→ **Material shown**
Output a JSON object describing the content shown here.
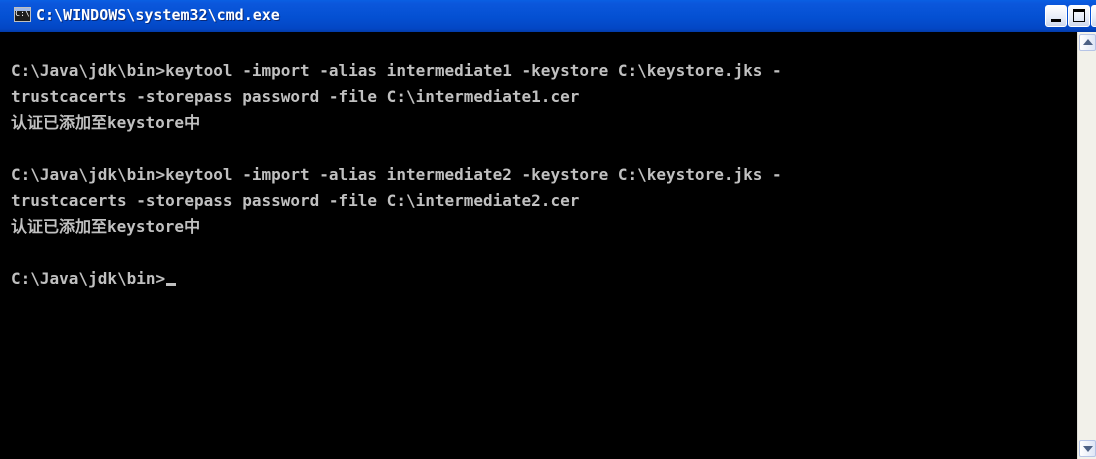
{
  "window": {
    "title": "C:\\WINDOWS\\system32\\cmd.exe",
    "icon": "console-icon",
    "icon_text": "C:\\",
    "titlebar_color": "#0450d2",
    "minimize_icon": "minimize-icon",
    "maximize_icon": "maximize-icon",
    "close_icon": "close-icon",
    "close_glyph": "×"
  },
  "console": {
    "background_color": "#000000",
    "text_color": "#c0c0c0",
    "lines": [
      "",
      "C:\\Java\\jdk\\bin>keytool -import -alias intermediate1 -keystore C:\\keystore.jks -",
      "trustcacerts -storepass password -file C:\\intermediate1.cer",
      "认证已添加至keystore中",
      "",
      "C:\\Java\\jdk\\bin>keytool -import -alias intermediate2 -keystore C:\\keystore.jks -",
      "trustcacerts -storepass password -file C:\\intermediate2.cer",
      "认证已添加至keystore中",
      "",
      "C:\\Java\\jdk\\bin>"
    ],
    "cursor": "underscore-cursor"
  },
  "scrollbar": {
    "up_icon": "scroll-up-arrow-icon",
    "down_icon": "scroll-down-arrow-icon"
  }
}
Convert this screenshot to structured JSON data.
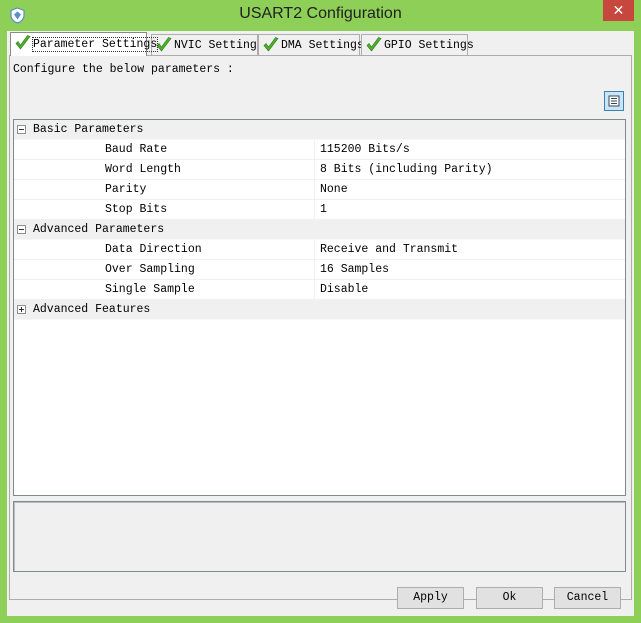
{
  "window": {
    "title": "USART2 Configuration",
    "close_label": "✕"
  },
  "tabs": [
    {
      "label": "Parameter Settings",
      "active": true
    },
    {
      "label": "NVIC Settings",
      "active": false
    },
    {
      "label": "DMA Settings",
      "active": false
    },
    {
      "label": "GPIO Settings",
      "active": false
    }
  ],
  "description": "Configure the below parameters :",
  "groups": [
    {
      "name": "Basic Parameters",
      "expanded": true,
      "params": [
        {
          "name": "Baud Rate",
          "value": "115200 Bits/s"
        },
        {
          "name": "Word Length",
          "value": "8 Bits (including Parity)"
        },
        {
          "name": "Parity",
          "value": "None"
        },
        {
          "name": "Stop Bits",
          "value": "1"
        }
      ]
    },
    {
      "name": "Advanced Parameters",
      "expanded": true,
      "params": [
        {
          "name": "Data Direction",
          "value": "Receive and Transmit"
        },
        {
          "name": "Over Sampling",
          "value": "16 Samples"
        },
        {
          "name": "Single Sample",
          "value": "Disable"
        }
      ]
    },
    {
      "name": "Advanced Features",
      "expanded": false,
      "params": []
    }
  ],
  "buttons": {
    "apply": "Apply",
    "ok": "Ok",
    "cancel": "Cancel"
  },
  "colors": {
    "titlebar": "#8ecf57",
    "close": "#c7463d",
    "check": "#4caf2a"
  }
}
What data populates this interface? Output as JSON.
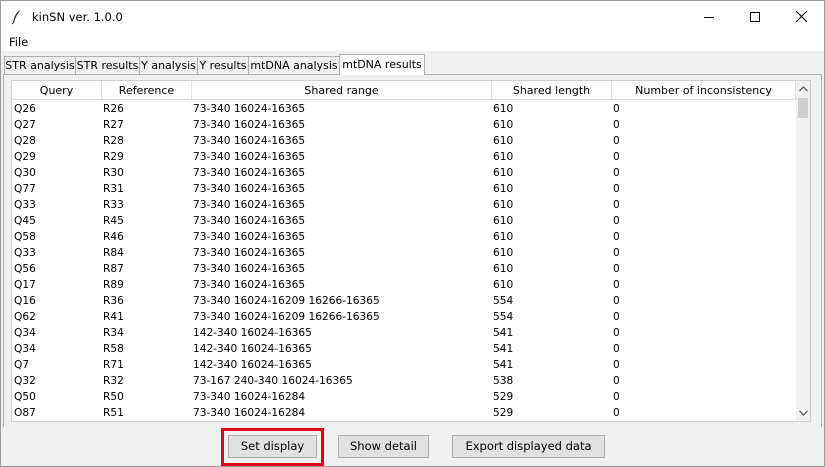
{
  "window": {
    "title": "kinSN ver. 1.0.0"
  },
  "menu": {
    "file": "File"
  },
  "tabs": [
    "STR analysis",
    "STR results",
    "Y analysis",
    "Y results",
    "mtDNA analysis",
    "mtDNA results"
  ],
  "active_tab": "mtDNA results",
  "table": {
    "columns": [
      "Query",
      "Reference",
      "Shared range",
      "Shared length",
      "Number of inconsistency"
    ],
    "rows": [
      [
        "Q26",
        "R26",
        "73-340 16024-16365",
        "610",
        "0"
      ],
      [
        "Q27",
        "R27",
        "73-340 16024-16365",
        "610",
        "0"
      ],
      [
        "Q28",
        "R28",
        "73-340 16024-16365",
        "610",
        "0"
      ],
      [
        "Q29",
        "R29",
        "73-340 16024-16365",
        "610",
        "0"
      ],
      [
        "Q30",
        "R30",
        "73-340 16024-16365",
        "610",
        "0"
      ],
      [
        "Q77",
        "R31",
        "73-340 16024-16365",
        "610",
        "0"
      ],
      [
        "Q33",
        "R33",
        "73-340 16024-16365",
        "610",
        "0"
      ],
      [
        "Q45",
        "R45",
        "73-340 16024-16365",
        "610",
        "0"
      ],
      [
        "Q58",
        "R46",
        "73-340 16024-16365",
        "610",
        "0"
      ],
      [
        "Q33",
        "R84",
        "73-340 16024-16365",
        "610",
        "0"
      ],
      [
        "Q56",
        "R87",
        "73-340 16024-16365",
        "610",
        "0"
      ],
      [
        "Q17",
        "R89",
        "73-340 16024-16365",
        "610",
        "0"
      ],
      [
        "Q16",
        "R36",
        "73-340 16024-16209 16266-16365",
        "554",
        "0"
      ],
      [
        "Q62",
        "R41",
        "73-340 16024-16209 16266-16365",
        "554",
        "0"
      ],
      [
        "Q34",
        "R34",
        "142-340 16024-16365",
        "541",
        "0"
      ],
      [
        "Q34",
        "R58",
        "142-340 16024-16365",
        "541",
        "0"
      ],
      [
        "Q7",
        "R71",
        "142-340 16024-16365",
        "541",
        "0"
      ],
      [
        "Q32",
        "R32",
        "73-167 240-340 16024-16365",
        "538",
        "0"
      ],
      [
        "Q50",
        "R50",
        "73-340 16024-16284",
        "529",
        "0"
      ],
      [
        "O87",
        "R51",
        "73-340 16024-16284",
        "529",
        "0"
      ]
    ]
  },
  "buttons": {
    "set_display": "Set display",
    "show_detail": "Show detail",
    "export": "Export displayed data"
  },
  "colors": {
    "highlight": "#e00018"
  }
}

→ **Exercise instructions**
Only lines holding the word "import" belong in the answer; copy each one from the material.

→ **Final answer**
      "C:\\Java\\jdk\\bin>keytool -import -alias intermediate1 -keystore C:\\keystore.jks -",
      "C:\\Java\\jdk\\bin>keytool -import -alias intermediate2 -keystore C:\\keystore.jks -",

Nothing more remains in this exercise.